Keyword: French Catholic Church
The French Catholic Church has for years protected priests and others under its authority who were accused of sexual assaults, and paedophile crimes in particular. This Mediapart investigation reveals how 25 bishops, five of who are still active, were directly involved in protecting 24 people, mostly priests, accused of sexual abuse. They were among 32 alleged perpetrators of sex crimes who are identified here as having been protected by the Church, and whose alleged victims total 339. The method employed often involved the transfer of the alleged perpetrators, a number of who have now been convicted for sex crimes, to distant geographical locations both in France and abroad. Daphné Gastaldi, Mathieu Martinière and Mathieu Périsse report (graphics by Donatien Huet).

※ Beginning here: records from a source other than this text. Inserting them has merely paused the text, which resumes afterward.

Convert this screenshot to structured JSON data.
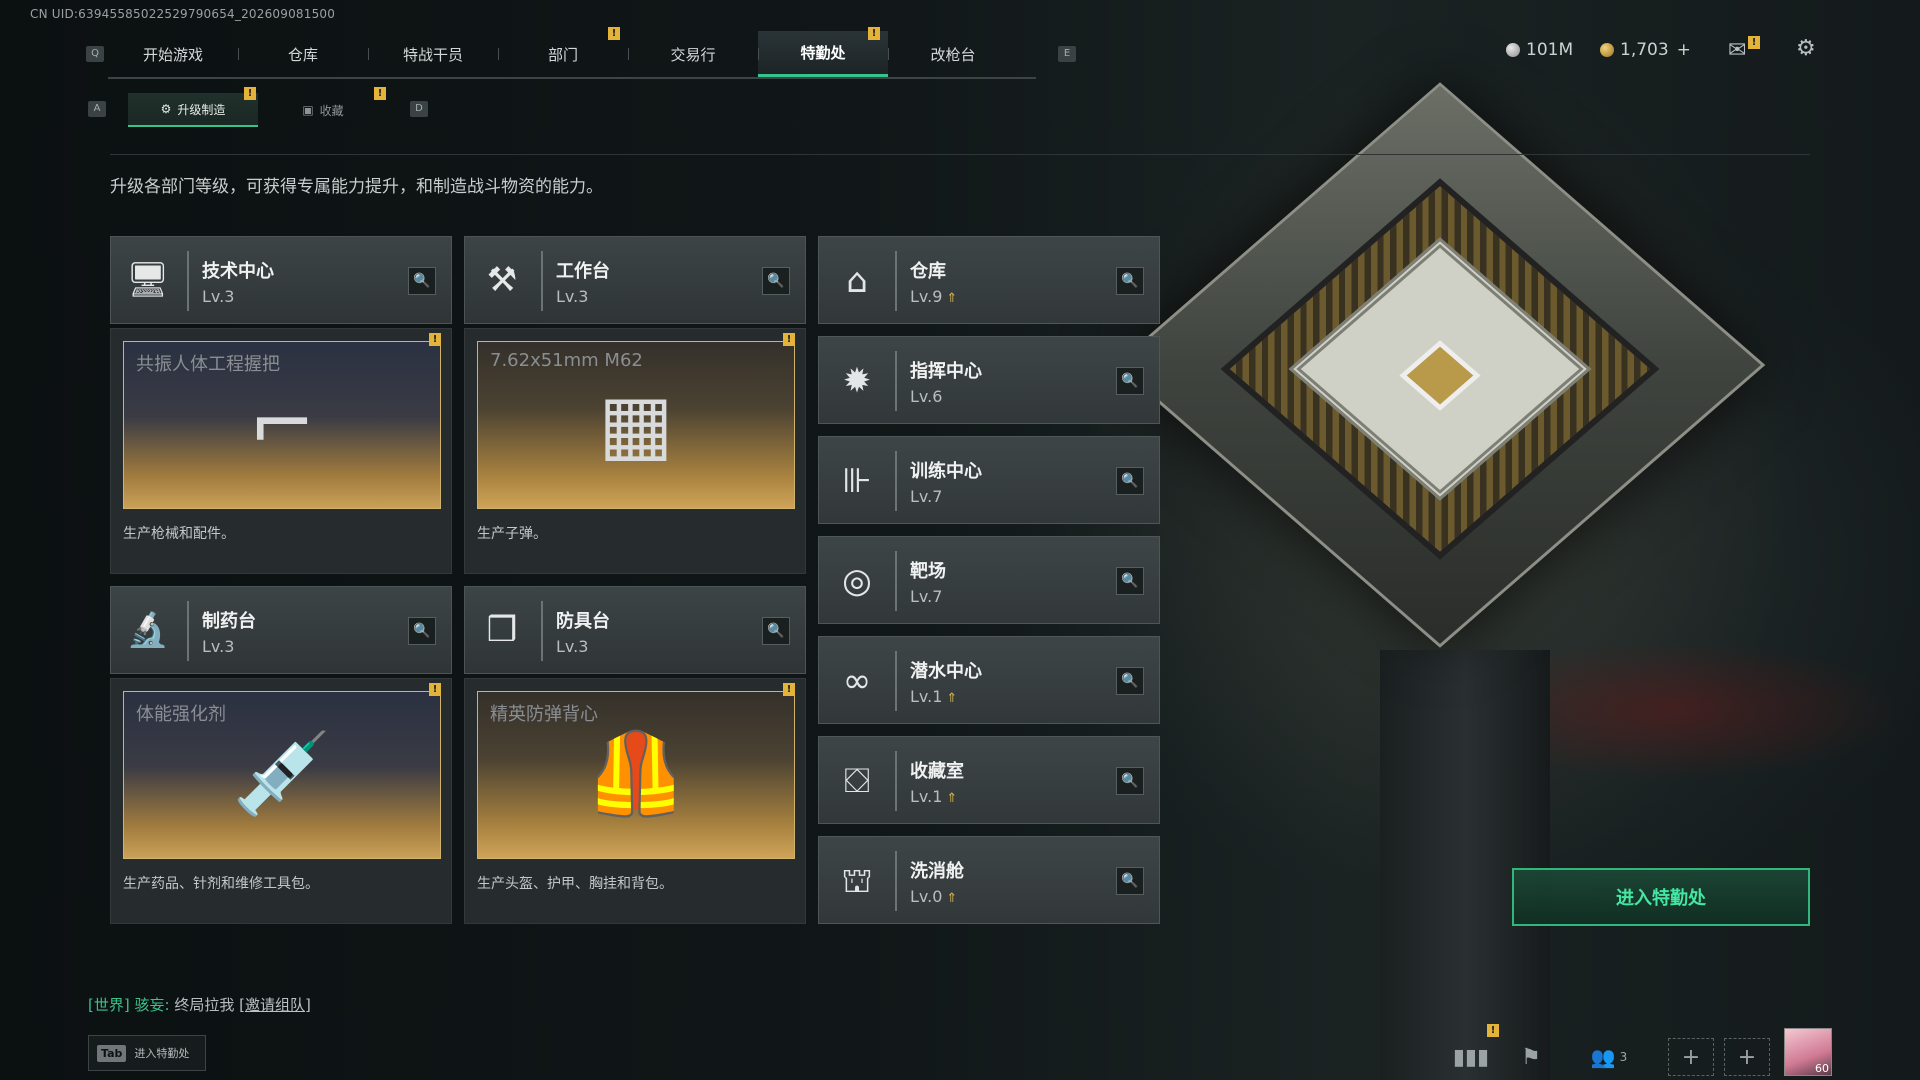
{
  "uid_text": "CN UID:6394558502252979065​4_202609081500",
  "nav": {
    "key_left": "Q",
    "key_right": "E",
    "tabs": [
      {
        "label": "开始游戏",
        "active": false,
        "badge": false
      },
      {
        "label": "仓库",
        "active": false,
        "badge": false
      },
      {
        "label": "特战干员",
        "active": false,
        "badge": false
      },
      {
        "label": "部门",
        "active": false,
        "badge": true
      },
      {
        "label": "交易行",
        "active": false,
        "badge": false
      },
      {
        "label": "特勤处",
        "active": true,
        "badge": true
      },
      {
        "label": "改枪台",
        "active": false,
        "badge": false
      }
    ]
  },
  "currency": {
    "silver": "101M",
    "gold": "1,703",
    "gold_add": "+"
  },
  "subtabs": {
    "key_left": "A",
    "key_right": "D",
    "items": [
      {
        "label": "升级制造",
        "active": true,
        "badge": "!"
      },
      {
        "label": "收藏",
        "active": false,
        "badge": "!"
      }
    ]
  },
  "description": "升级各部门等级，可获得专属能力提升，和制造战斗物资的能力。",
  "badge_mark": "!",
  "production_cards": [
    {
      "name": "技术中心",
      "level": "Lv.3",
      "icon": "monitor-icon",
      "item_title": "共振人体工程握把",
      "item_icon": "grip-icon",
      "note": "生产枪械和配件。"
    },
    {
      "name": "工作台",
      "level": "Lv.3",
      "icon": "hammer-wrench-icon",
      "item_title": "7.62x51mm M62",
      "item_icon": "ammo-box-icon",
      "note": "生产子弹。"
    },
    {
      "name": "制药台",
      "level": "Lv.3",
      "icon": "microscope-icon",
      "item_title": "体能强化剂",
      "item_icon": "syringe-icon",
      "note": "生产药品、针剂和维修工具包。"
    },
    {
      "name": "防具台",
      "level": "Lv.3",
      "icon": "cubes-icon",
      "item_title": "精英防弹背心",
      "item_icon": "vest-icon",
      "note": "生产头盔、护甲、胸挂和背包。"
    }
  ],
  "departments": [
    {
      "name": "仓库",
      "level": "Lv.9",
      "upgradable": true,
      "icon": "warehouse-icon"
    },
    {
      "name": "指挥中心",
      "level": "Lv.6",
      "upgradable": false,
      "icon": "command-icon"
    },
    {
      "name": "训练中心",
      "level": "Lv.7",
      "upgradable": false,
      "icon": "dumbbell-icon"
    },
    {
      "name": "靶场",
      "level": "Lv.7",
      "upgradable": false,
      "icon": "target-icon"
    },
    {
      "name": "潜水中心",
      "level": "Lv.1",
      "upgradable": true,
      "icon": "goggles-icon"
    },
    {
      "name": "收藏室",
      "level": "Lv.1",
      "upgradable": true,
      "icon": "display-case-icon"
    },
    {
      "name": "洗消舱",
      "level": "Lv.0",
      "upgradable": true,
      "icon": "decon-chamber-icon"
    }
  ],
  "enter_button": "进入特勤处",
  "chat": {
    "channel": "[世界]",
    "sender": "骇妄:",
    "message": "终局拉我",
    "invite": "[邀请组队]"
  },
  "tab_hint": {
    "key": "Tab",
    "label": "进入特勤处"
  },
  "friends_count": "3",
  "player_level": "60",
  "colors": {
    "accent": "#35c48c",
    "badge": "#e4b43a",
    "enter_text": "#45e6a2"
  }
}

The Catholic Church in France has developed a system of quietly moving priests suspected of sex abuse to other areas or jobs, Mediapart can reveal. The method, aimed at avoiding or damping down local scandals without telling the judicial authorities, includes sending the priests concerned on sabbatical leave, to remote rural parishes, to jobs as archivists or as chaplains for the elderly, or in some cases despatching them to far-flung parishes in Africa and Asia. Daphné Gastaldi, Mathieu Martiniere and Mathieu Périsse report.
France's senior Roman Catholic cleric is accused of "flipping his lid" after warning same-sex marriage would lead to polygamy and incest.
The French Catholic Church this week organized the reading of a prayer in churches across the country against President François Hollande’s plans to legalize same-sex marriages and to grant child adoption rights to gay couples. The ‘Prayer for France’ was read by priests and parishioners during the traditional yearly Assumption Day Mass on August 15th, directed at politicians "so that their sense of the common good will overcome special demands". While the move outraged gay rights groups and set the Church on a collision course with government, it also divided some congregations - nowhere more so than those in the Marais ‘gay quarter’ of Paris, where Mathilde Mathieu and Michaël Hajdenberg spoke to parishioners and priests.